## EXERCISE
Apart from the pictures, every entry below must be given again exactly.
==== DATA FOR THE TASK ====
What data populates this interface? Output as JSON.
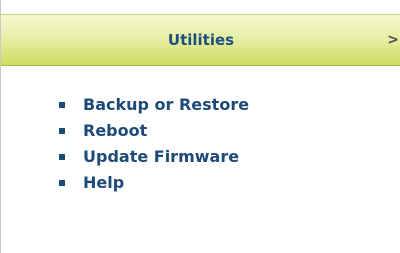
{
  "header": {
    "title": "Utilities",
    "chevron_glyph": ">",
    "chevron_icon": "chevron-right-icon"
  },
  "menu": {
    "items": [
      {
        "label": "Backup or Restore"
      },
      {
        "label": "Reboot"
      },
      {
        "label": "Update Firmware"
      },
      {
        "label": "Help"
      }
    ]
  },
  "colors": {
    "title_text": "#1f4f7d",
    "link_text": "#1e4a78",
    "header_gradient_top": "#f4f8cf",
    "header_gradient_bottom": "#cedd5f"
  }
}
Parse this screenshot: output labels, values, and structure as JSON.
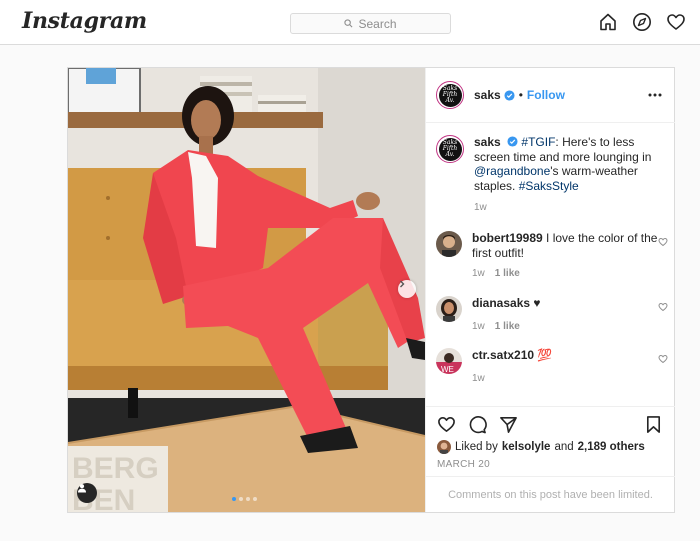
{
  "header": {
    "logo": "Instagram",
    "search_placeholder": "Search"
  },
  "post": {
    "username": "saks",
    "follow_label": "Follow",
    "separator": "•",
    "avatar_text": "Saks Fifth Avenue",
    "caption": {
      "hashtag1": "#TGIF",
      "text1": ": Here's to less screen time and more lounging in ",
      "mention": "@ragandbone",
      "text2": "'s warm-weather staples. ",
      "hashtag2": "#SaksStyle",
      "time": "1w"
    },
    "comments": [
      {
        "username": "bobert19989",
        "text": "I love the color of the first outfit!",
        "time": "1w",
        "likes": "1 like"
      },
      {
        "username": "dianasaks",
        "text": "♥",
        "time": "1w",
        "likes": "1 like"
      },
      {
        "username": "ctr.satx210",
        "text": "💯",
        "time": "1w",
        "likes": ""
      }
    ],
    "liked_by_prefix": "Liked by",
    "liked_by_user": "kelsolyle",
    "liked_by_and": "and",
    "liked_by_count": "2,189 others",
    "date": "MARCH 20",
    "comments_limited": "Comments on this post have been limited.",
    "carousel": {
      "count": 4,
      "active_index": 0
    },
    "photo_text": "BERG BEN"
  },
  "colors": {
    "accent": "#3897f0",
    "suit": "#f0464f",
    "sofa": "#d9a24b",
    "table": "#dcb27e"
  }
}
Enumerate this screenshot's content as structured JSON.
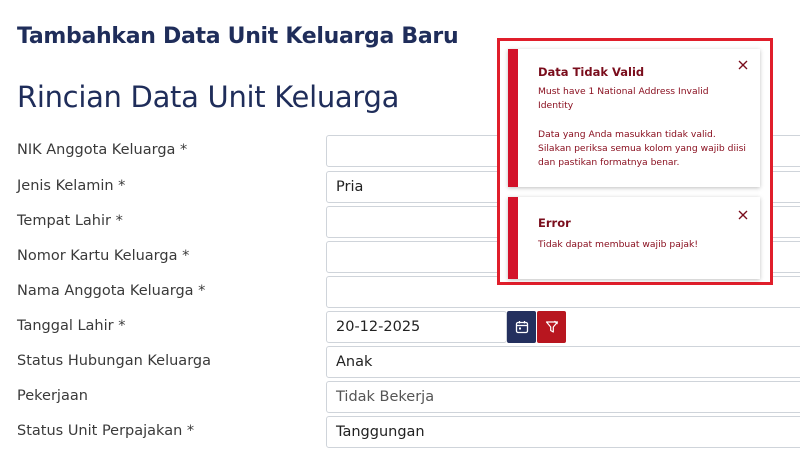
{
  "page": {
    "heading": "Tambahkan Data Unit Keluarga Baru",
    "section_title": "Rincian Data Unit Keluarga"
  },
  "form": {
    "nik": {
      "label": "NIK Anggota Keluarga *",
      "value": ""
    },
    "jenis_kelamin": {
      "label": "Jenis Kelamin *",
      "value": "Pria"
    },
    "tempat_lahir": {
      "label": "Tempat Lahir *",
      "value": ""
    },
    "nomor_kk": {
      "label": "Nomor Kartu Keluarga *",
      "value": ""
    },
    "nama": {
      "label": "Nama Anggota Keluarga *",
      "value": ""
    },
    "tanggal_lahir": {
      "label": "Tanggal Lahir *",
      "value": "20-12-2025"
    },
    "status_hubungan": {
      "label": "Status Hubungan Keluarga",
      "value": "Anak"
    },
    "pekerjaan": {
      "label": "Pekerjaan",
      "value": "Tidak Bekerja"
    },
    "status_unit_pajak": {
      "label": "Status Unit Perpajakan *",
      "value": "Tanggungan"
    }
  },
  "icons": {
    "calendar": "calendar-icon",
    "clear": "filter-clear-icon",
    "close": "close-icon"
  },
  "colors": {
    "heading": "#1f2d5a",
    "calendar_button": "#24305e",
    "clear_button": "#b8161f",
    "toast_accent": "#d3122a",
    "toast_frame": "#e01e2b",
    "toast_text": "#7a0d1c"
  },
  "toasts": {
    "invalid": {
      "title": "Data Tidak Valid",
      "message_line1": "Must have 1 National Address Invalid",
      "message_line2": "Identity",
      "detail_line1": "Data yang Anda masukkan tidak valid.",
      "detail_line2": "Silakan periksa semua kolom yang wajib diisi",
      "detail_line3": "dan pastikan formatnya benar."
    },
    "error": {
      "title": "Error",
      "message": "Tidak dapat membuat wajib pajak!"
    }
  }
}
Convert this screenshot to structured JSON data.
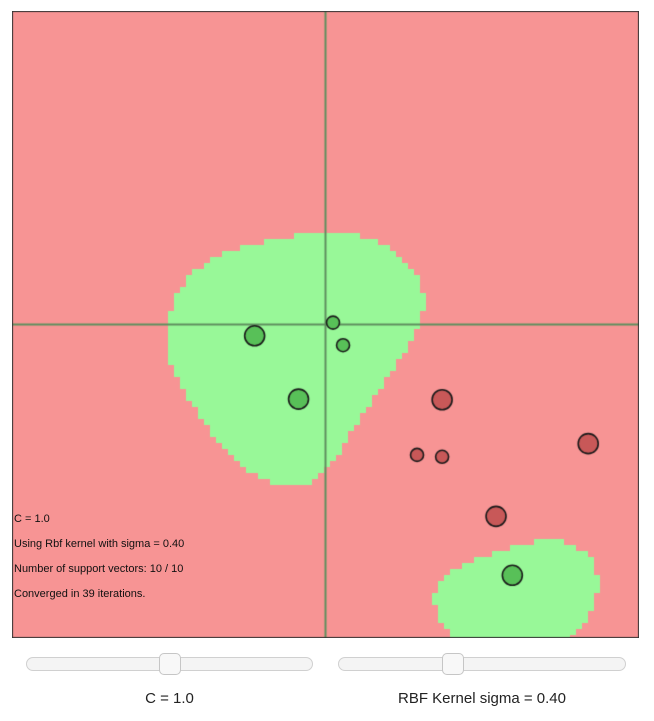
{
  "plot": {
    "background_positive": "#98f898",
    "background_negative": "#f79494",
    "axis_color": "#5f8f5f",
    "point_positive_color": "#58c058",
    "point_negative_color": "#c85858",
    "range": [
      -5,
      5
    ],
    "points": [
      {
        "x": -1.13,
        "y": -0.18,
        "label": 1
      },
      {
        "x": 0.12,
        "y": 0.03,
        "label": 1
      },
      {
        "x": 0.28,
        "y": -0.33,
        "label": 1
      },
      {
        "x": -0.43,
        "y": -1.19,
        "label": 1
      },
      {
        "x": 2.98,
        "y": -4.0,
        "label": 1
      },
      {
        "x": 1.86,
        "y": -1.2,
        "label": -1
      },
      {
        "x": 1.46,
        "y": -2.08,
        "label": -1
      },
      {
        "x": 1.86,
        "y": -2.11,
        "label": -1
      },
      {
        "x": 4.19,
        "y": -1.9,
        "label": -1
      },
      {
        "x": 2.72,
        "y": -3.06,
        "label": -1
      }
    ],
    "support_vector_flags": [
      true,
      false,
      false,
      true,
      true,
      true,
      false,
      false,
      true,
      true
    ]
  },
  "info": {
    "line1": "C = 1.0",
    "line2": "Using Rbf kernel with sigma = 0.40",
    "line3": "Number of support vectors: 10 / 10",
    "line4": "Converged in 39 iterations."
  },
  "controls": {
    "c_slider_value": 0.5,
    "sigma_slider_value": 0.4,
    "c_caption": "C = 1.0",
    "sigma_caption": "RBF Kernel sigma = 0.40"
  }
}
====
## RESPONSE
What data populates this interface? Output as JSON.
{
  "header": {
    "title": "Utilities",
    "chevron_glyph": ">",
    "chevron_icon": "chevron-right-icon"
  },
  "menu": {
    "items": [
      {
        "label": "Backup or Restore"
      },
      {
        "label": "Reboot"
      },
      {
        "label": "Update Firmware"
      },
      {
        "label": "Help"
      }
    ]
  },
  "colors": {
    "title_text": "#1f4f7d",
    "link_text": "#1e4a78",
    "header_gradient_top": "#f4f8cf",
    "header_gradient_bottom": "#cedd5f"
  }
}
Parse this screenshot: output labels, values, and structure as JSON.
{
  "header": {
    "logo": "Instagram",
    "search_placeholder": "Search"
  },
  "post": {
    "username": "saks",
    "follow_label": "Follow",
    "separator": "•",
    "avatar_text": "Saks Fifth Avenue",
    "caption": {
      "hashtag1": "#TGIF",
      "text1": ": Here's to less screen time and more lounging in ",
      "mention": "@ragandbone",
      "text2": "'s warm-weather staples. ",
      "hashtag2": "#SaksStyle",
      "time": "1w"
    },
    "comments": [
      {
        "username": "bobert19989",
        "text": "I love the color of the first outfit!",
        "time": "1w",
        "likes": "1 like"
      },
      {
        "username": "dianasaks",
        "text": "♥",
        "time": "1w",
        "likes": "1 like"
      },
      {
        "username": "ctr.satx210",
        "text": "💯",
        "time": "1w",
        "likes": ""
      }
    ],
    "liked_by_prefix": "Liked by",
    "liked_by_user": "kelsolyle",
    "liked_by_and": "and",
    "liked_by_count": "2,189 others",
    "date": "MARCH 20",
    "comments_limited": "Comments on this post have been limited.",
    "carousel": {
      "count": 4,
      "active_index": 0
    },
    "photo_text": "BERG BEN"
  },
  "colors": {
    "accent": "#3897f0",
    "suit": "#f0464f",
    "sofa": "#d9a24b",
    "table": "#dcb27e"
  }
}
Enumerate this screenshot's content as structured JSON.
{
  "page": {
    "heading": "Tambahkan Data Unit Keluarga Baru",
    "section_title": "Rincian Data Unit Keluarga"
  },
  "form": {
    "nik": {
      "label": "NIK Anggota Keluarga *",
      "value": ""
    },
    "jenis_kelamin": {
      "label": "Jenis Kelamin *",
      "value": "Pria"
    },
    "tempat_lahir": {
      "label": "Tempat Lahir *",
      "value": ""
    },
    "nomor_kk": {
      "label": "Nomor Kartu Keluarga *",
      "value": ""
    },
    "nama": {
      "label": "Nama Anggota Keluarga *",
      "value": ""
    },
    "tanggal_lahir": {
      "label": "Tanggal Lahir *",
      "value": "20-12-2025"
    },
    "status_hubungan": {
      "label": "Status Hubungan Keluarga",
      "value": "Anak"
    },
    "pekerjaan": {
      "label": "Pekerjaan",
      "value": "Tidak Bekerja"
    },
    "status_unit_pajak": {
      "label": "Status Unit Perpajakan *",
      "value": "Tanggungan"
    }
  },
  "icons": {
    "calendar": "calendar-icon",
    "clear": "filter-clear-icon",
    "close": "close-icon"
  },
  "colors": {
    "heading": "#1f2d5a",
    "calendar_button": "#24305e",
    "clear_button": "#b8161f",
    "toast_accent": "#d3122a",
    "toast_frame": "#e01e2b",
    "toast_text": "#7a0d1c"
  },
  "toasts": {
    "invalid": {
      "title": "Data Tidak Valid",
      "message_line1": "Must have 1 National Address Invalid",
      "message_line2": "Identity",
      "detail_line1": "Data yang Anda masukkan tidak valid.",
      "detail_line2": "Silakan periksa semua kolom yang wajib diisi",
      "detail_line3": "dan pastikan formatnya benar."
    },
    "error": {
      "title": "Error",
      "message": "Tidak dapat membuat wajib pajak!"
    }
  }
}
Convert this screenshot to structured JSON data.
{
  "plot": {
    "background_positive": "#98f898",
    "background_negative": "#f79494",
    "axis_color": "#5f8f5f",
    "point_positive_color": "#58c058",
    "point_negative_color": "#c85858",
    "range": [
      -5,
      5
    ],
    "points": [
      {
        "x": -1.13,
        "y": -0.18,
        "label": 1
      },
      {
        "x": 0.12,
        "y": 0.03,
        "label": 1
      },
      {
        "x": 0.28,
        "y": -0.33,
        "label": 1
      },
      {
        "x": -0.43,
        "y": -1.19,
        "label": 1
      },
      {
        "x": 2.98,
        "y": -4.0,
        "label": 1
      },
      {
        "x": 1.86,
        "y": -1.2,
        "label": -1
      },
      {
        "x": 1.46,
        "y": -2.08,
        "label": -1
      },
      {
        "x": 1.86,
        "y": -2.11,
        "label": -1
      },
      {
        "x": 4.19,
        "y": -1.9,
        "label": -1
      },
      {
        "x": 2.72,
        "y": -3.06,
        "label": -1
      }
    ],
    "support_vector_flags": [
      true,
      false,
      false,
      true,
      true,
      true,
      false,
      false,
      true,
      true
    ]
  },
  "info": {
    "line1": "C = 1.0",
    "line2": "Using Rbf kernel with sigma = 0.40",
    "line3": "Number of support vectors: 10 / 10",
    "line4": "Converged in 39 iterations."
  },
  "controls": {
    "c_slider_value": 0.5,
    "sigma_slider_value": 0.4,
    "c_caption": "C = 1.0",
    "sigma_caption": "RBF Kernel sigma = 0.40"
  }
}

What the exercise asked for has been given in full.